Evaluating Speech After Traumatic Brain Injuries
A traumatic brain injury (TBI) typically results in a wide range of physical and cognitive effects. Recovery is gradual and many children only partially recover from their injuries. Before developing his treatment plan, your child’s speech-language pathologist (SLP) will conduct a thorough evaluation of the changes in his speech and language skills. She will also determine the impact of those changes on his day-to-day routine. The SLP will use a formal and an informal assessment to evaluate your child.
A formal assessment refers to the use of standardized tests. The SLP will administer these tests in order to determine your child’s strengths and weaknesses. They will help the SLP compare your child’s abilities before the injury to his abilities after the injury.

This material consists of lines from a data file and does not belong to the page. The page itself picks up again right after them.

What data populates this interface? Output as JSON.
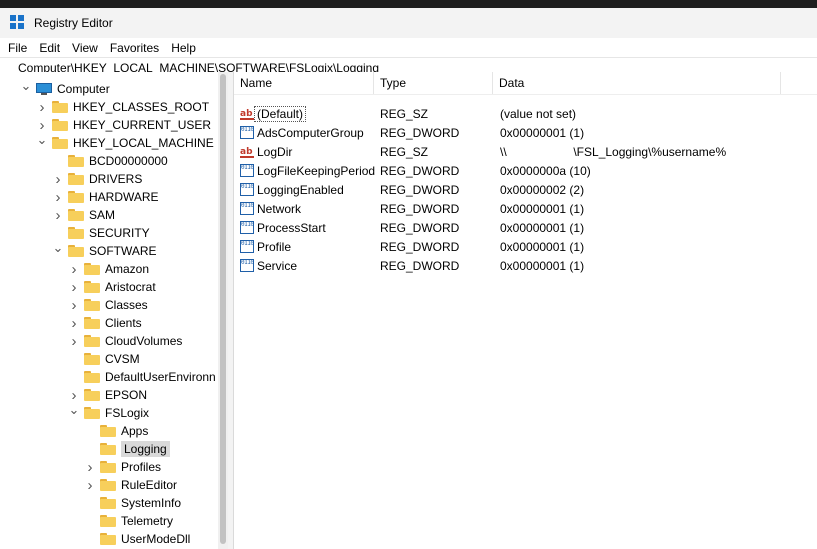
{
  "window": {
    "title": "Registry Editor"
  },
  "menu": [
    "File",
    "Edit",
    "View",
    "Favorites",
    "Help"
  ],
  "address": "Computer\\HKEY_LOCAL_MACHINE\\SOFTWARE\\FSLogix\\Logging",
  "tree": [
    {
      "label": "Computer",
      "icon": "computer-icon",
      "depth": 0,
      "chevron": "down"
    },
    {
      "label": "HKEY_CLASSES_ROOT",
      "icon": "folder-icon",
      "depth": 1,
      "chevron": "right"
    },
    {
      "label": "HKEY_CURRENT_USER",
      "icon": "folder-icon",
      "depth": 1,
      "chevron": "right"
    },
    {
      "label": "HKEY_LOCAL_MACHINE",
      "icon": "folder-icon",
      "depth": 1,
      "chevron": "down"
    },
    {
      "label": "BCD00000000",
      "icon": "folder-icon",
      "depth": 2,
      "chevron": "none"
    },
    {
      "label": "DRIVERS",
      "icon": "folder-icon",
      "depth": 2,
      "chevron": "right"
    },
    {
      "label": "HARDWARE",
      "icon": "folder-icon",
      "depth": 2,
      "chevron": "right"
    },
    {
      "label": "SAM",
      "icon": "folder-icon",
      "depth": 2,
      "chevron": "right"
    },
    {
      "label": "SECURITY",
      "icon": "folder-icon",
      "depth": 2,
      "chevron": "none"
    },
    {
      "label": "SOFTWARE",
      "icon": "folder-icon",
      "depth": 2,
      "chevron": "down"
    },
    {
      "label": "Amazon",
      "icon": "folder-icon",
      "depth": 3,
      "chevron": "right"
    },
    {
      "label": "Aristocrat",
      "icon": "folder-icon",
      "depth": 3,
      "chevron": "right"
    },
    {
      "label": "Classes",
      "icon": "folder-icon",
      "depth": 3,
      "chevron": "right"
    },
    {
      "label": "Clients",
      "icon": "folder-icon",
      "depth": 3,
      "chevron": "right"
    },
    {
      "label": "CloudVolumes",
      "icon": "folder-icon",
      "depth": 3,
      "chevron": "right"
    },
    {
      "label": "CVSM",
      "icon": "folder-icon",
      "depth": 3,
      "chevron": "none"
    },
    {
      "label": "DefaultUserEnvironn",
      "icon": "folder-icon",
      "depth": 3,
      "chevron": "none"
    },
    {
      "label": "EPSON",
      "icon": "folder-icon",
      "depth": 3,
      "chevron": "right"
    },
    {
      "label": "FSLogix",
      "icon": "folder-icon",
      "depth": 3,
      "chevron": "down"
    },
    {
      "label": "Apps",
      "icon": "folder-icon",
      "depth": 4,
      "chevron": "none"
    },
    {
      "label": "Logging",
      "icon": "folder-icon",
      "depth": 4,
      "chevron": "none",
      "selected": true
    },
    {
      "label": "Profiles",
      "icon": "folder-icon",
      "depth": 4,
      "chevron": "right"
    },
    {
      "label": "RuleEditor",
      "icon": "folder-icon",
      "depth": 4,
      "chevron": "right"
    },
    {
      "label": "SystemInfo",
      "icon": "folder-icon",
      "depth": 4,
      "chevron": "none"
    },
    {
      "label": "Telemetry",
      "icon": "folder-icon",
      "depth": 4,
      "chevron": "none"
    },
    {
      "label": "UserModeDll",
      "icon": "folder-icon",
      "depth": 4,
      "chevron": "none"
    }
  ],
  "columns": {
    "name": "Name",
    "type": "Type",
    "data": "Data"
  },
  "values": [
    {
      "name": "(Default)",
      "type": "REG_SZ",
      "data": "(value not set)",
      "icon": "string-value-icon",
      "focused": true
    },
    {
      "name": "AdsComputerGroup",
      "type": "REG_DWORD",
      "data": "0x00000001 (1)",
      "icon": "binary-value-icon"
    },
    {
      "name": "LogDir",
      "type": "REG_SZ",
      "data": "\\\\                    \\FSL_Logging\\%username%",
      "icon": "string-value-icon"
    },
    {
      "name": "LogFileKeepingPeriod",
      "type": "REG_DWORD",
      "data": "0x0000000a (10)",
      "icon": "binary-value-icon"
    },
    {
      "name": "LoggingEnabled",
      "type": "REG_DWORD",
      "data": "0x00000002 (2)",
      "icon": "binary-value-icon"
    },
    {
      "name": "Network",
      "type": "REG_DWORD",
      "data": "0x00000001 (1)",
      "icon": "binary-value-icon"
    },
    {
      "name": "ProcessStart",
      "type": "REG_DWORD",
      "data": "0x00000001 (1)",
      "icon": "binary-value-icon"
    },
    {
      "name": "Profile",
      "type": "REG_DWORD",
      "data": "0x00000001 (1)",
      "icon": "binary-value-icon"
    },
    {
      "name": "Service",
      "type": "REG_DWORD",
      "data": "0x00000001 (1)",
      "icon": "binary-value-icon"
    }
  ]
}
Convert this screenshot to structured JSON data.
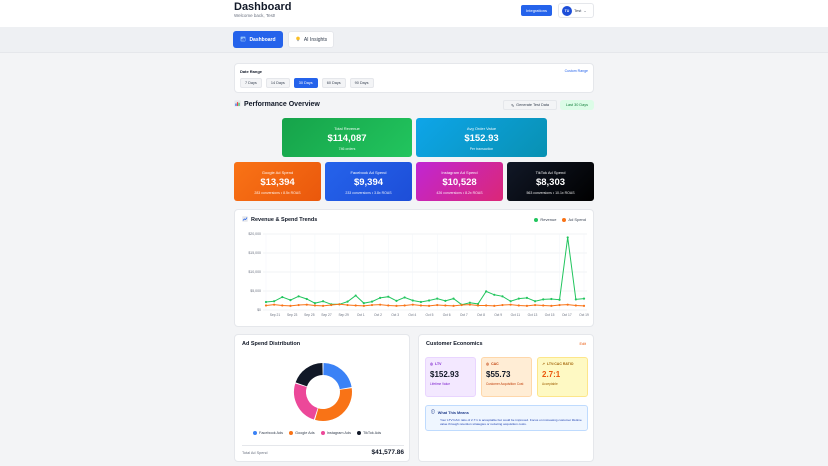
{
  "header": {
    "title": "Dashboard",
    "subtitle": "Welcome back, Test!",
    "integrations_label": "Integrations",
    "user": {
      "initials": "TU",
      "name": "Test"
    }
  },
  "tabs": [
    {
      "label": "Dashboard",
      "icon": "bar-chart-icon",
      "active": true
    },
    {
      "label": "AI Insights",
      "icon": "lightbulb-icon",
      "active": false
    }
  ],
  "date_range": {
    "label": "Date Range",
    "custom_label": "Custom Range",
    "options": [
      "7 Days",
      "14 Days",
      "30 Days",
      "60 Days",
      "90 Days"
    ],
    "selected": "30 Days"
  },
  "overview": {
    "title": "Performance Overview",
    "generate_label": "Generate Test Data",
    "range_badge": "Last 30 Days"
  },
  "metrics": {
    "revenue": {
      "label": "Total Revenue",
      "value": "$114,087",
      "sub": "746 orders"
    },
    "aov": {
      "label": "Avg Order Value",
      "value": "$152.93",
      "sub": "Per transaction"
    },
    "google": {
      "label": "Google Ad Spend",
      "value": "$13,394",
      "sub": "283 conversions • 8.5x ROAS"
    },
    "facebook": {
      "label": "Facebook Ad Spend",
      "value": "$9,394",
      "sub": "233 conversions • 3.8x ROAS"
    },
    "instagram": {
      "label": "Instagram Ad Spend",
      "value": "$10,528",
      "sub": "426 conversions • 8.2x ROAS"
    },
    "tiktok": {
      "label": "TikTok Ad Spend",
      "value": "$8,303",
      "sub": "563 conversions • 10.1x ROAS"
    }
  },
  "trends": {
    "title": "Revenue & Spend Trends",
    "legend": {
      "revenue": "Revenue",
      "spend": "Ad Spend"
    }
  },
  "chart_data": {
    "type": "line",
    "title": "Revenue & Spend Trends",
    "ylim": [
      0,
      20000
    ],
    "yticks": [
      "$0",
      "$5,000",
      "$10,000",
      "$15,000",
      "$20,000"
    ],
    "xtick_labels": [
      "Sep 21",
      "Sep 23",
      "Sep 25",
      "Sep 27",
      "Sep 29",
      "Oct 1",
      "Oct 2",
      "Oct 3",
      "Oct 4",
      "Oct 5",
      "Oct 6",
      "Oct 7",
      "Oct 8",
      "Oct 9",
      "Oct 11",
      "Oct 13",
      "Oct 15",
      "Oct 17",
      "Oct 19"
    ],
    "colors": {
      "revenue": "#22c55e",
      "spend": "#f97316"
    },
    "series": [
      {
        "name": "Revenue",
        "values": [
          2100,
          2300,
          3400,
          2600,
          3600,
          2900,
          1800,
          2300,
          1500,
          1500,
          2200,
          3800,
          1800,
          2200,
          3200,
          3500,
          2400,
          3300,
          2500,
          2100,
          2500,
          3000,
          2400,
          3000,
          1400,
          1900,
          1600,
          4900,
          4000,
          3600,
          2300,
          3000,
          3200,
          2300,
          2800,
          2900,
          2700,
          19100,
          2800,
          3000
        ]
      },
      {
        "name": "Ad Spend",
        "values": [
          1200,
          1400,
          1200,
          1100,
          1300,
          1400,
          1200,
          1100,
          1300,
          1500,
          1300,
          1200,
          1100,
          1300,
          1400,
          1200,
          1100,
          1200,
          1400,
          1200,
          1100,
          1300,
          1200,
          1100,
          1300,
          1400,
          1200,
          1200,
          1100,
          1300,
          1400,
          1200,
          1100,
          1300,
          1200,
          1100,
          1300,
          1400,
          1200,
          1100
        ]
      }
    ]
  },
  "spend_distribution": {
    "title": "Ad Spend Distribution",
    "legend": [
      "Facebook Ads",
      "Google Ads",
      "Instagram Ads",
      "TikTok Ads"
    ],
    "values": [
      9394,
      13394,
      10528,
      8303
    ],
    "colors": [
      "#3b82f6",
      "#f97316",
      "#ec4899",
      "#111827"
    ],
    "total_label": "Total Ad Spend",
    "total_value": "$41,577.86"
  },
  "economics": {
    "title": "Customer Economics",
    "export_label": "Edit",
    "ltv": {
      "label": "LTV",
      "value": "$152.93",
      "sub": "Lifetime Value"
    },
    "cac": {
      "label": "CAC",
      "value": "$55.73",
      "sub": "Customer Acquisition Cost"
    },
    "ratio": {
      "label": "LTV:CAC RATIO",
      "value": "2.7:1",
      "sub": "Acceptable"
    },
    "means_title": "What This Means",
    "means_text": "Your LTV:CAC ratio of 2.7:1 is acceptable but could be improved. Focus on increasing customer lifetime value through retention strategies or reducing acquisition costs."
  }
}
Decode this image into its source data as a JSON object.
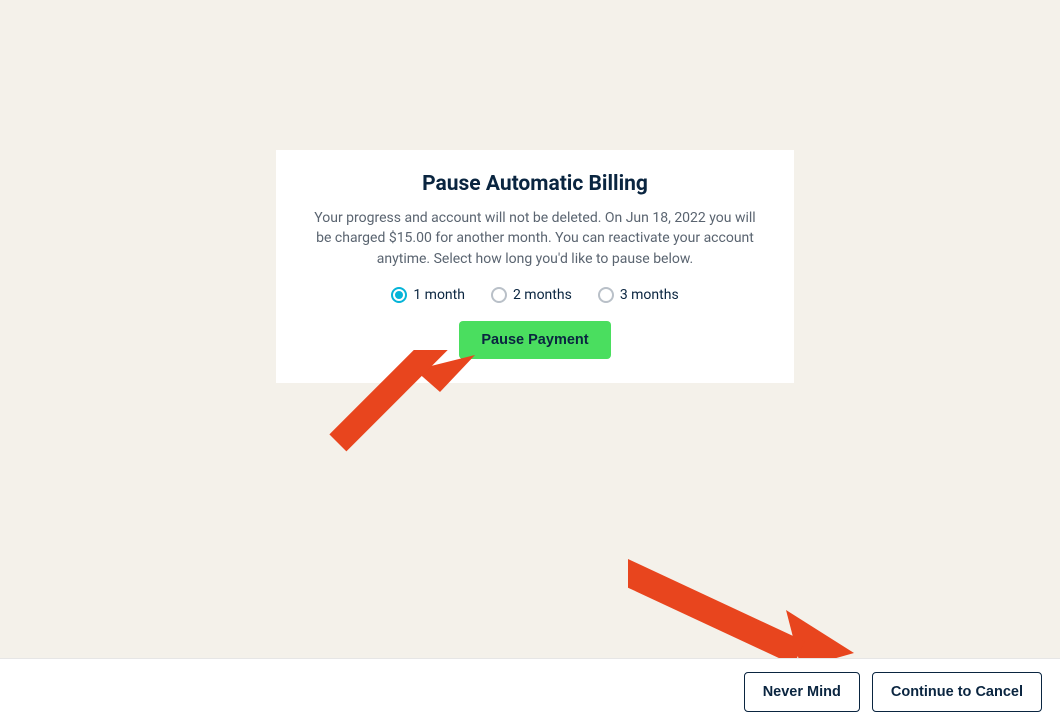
{
  "modal": {
    "title": "Pause Automatic Billing",
    "description": "Your progress and account will not be deleted. On Jun 18, 2022 you will be charged $15.00 for another month. You can reactivate your account anytime. Select how long you'd like to pause below.",
    "options": [
      {
        "label": "1 month",
        "selected": true
      },
      {
        "label": "2 months",
        "selected": false
      },
      {
        "label": "3 months",
        "selected": false
      }
    ],
    "pause_button_label": "Pause Payment"
  },
  "footer": {
    "never_mind_label": "Never Mind",
    "continue_cancel_label": "Continue to Cancel"
  },
  "colors": {
    "accent_radio": "#06b4d8",
    "button_green": "#4ade5f",
    "arrow": "#e8451e"
  }
}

The results of these tests will be based on percentile ranks, standard scores, and age equivalent scores.
These standardized tests will assess your child’s conversational skills, or pragmatic language skills, his word finding abilities, his speech, and his language. Your child’s speech refers to his articulation, rate of speech, tone of voice, and fluency. His language skills refers to his listening, reading, speaking, and writing abilities.
Modifications to Formal Assessments
The SLP can make a few modifications to the standardized tests if the child requires it. While she cannot change the instructions or the allotted time for each test (this would make the results less accurate), she may administer the tests in shorter sessions. If your child experiences vision problems because of the TBI, she may enlarge the material. She may also provide verbal prompts to aid with word retrieval.
An informal assessment does not consist of standardized tests. It refers to the evaluation of the child’s abilities in his natural environment. The SLP may talk to his teachers to learn about his communication issues. She may interview them or use questionnaires, or she may use a combination of both. She will ask the child’s parents and caregivers about his ability to communicate his needs and wants, and whether he can hold a conversation. The SLP will likely observe the child in a variety of settings to assess his interactions, such as the classroom, the playground, or a playgroup outside of school.
Narrative Language Samples
Your child’s speech therapist might also use narrative language samples to assess his speech and language skills. She might ask your child to tell her a story, whether fabricated or from personal experience. She might also tell your child a story and ask him to retell it. A story could be something as simple as discussing the routine he uses to get ready for bedtime. The SLP will evaluate your child’s narrative language abilities based on whether the story makes sense, flows logically, and has a beginning, middle, and end. She will also analyze his word choice.
Curriculum Based Language Assessment (CBLA)
A curriculum based language assessment is a type of informal assessment that refers specifically to evaluating your child’s language skills as they apply to his school’s curriculum. The SLP will review the strategies your child uses to process the material and determines what resources he needs. She might suggest modifications to the curriculum itself or the way in which it is presented. For example, the teacher might provide oral instructions, but your child might also benefit from written instructions.
Your child’s speech therapist will evaluate her findings and use them to develop a comprehensive treatment plan to help your child improve his communication skills.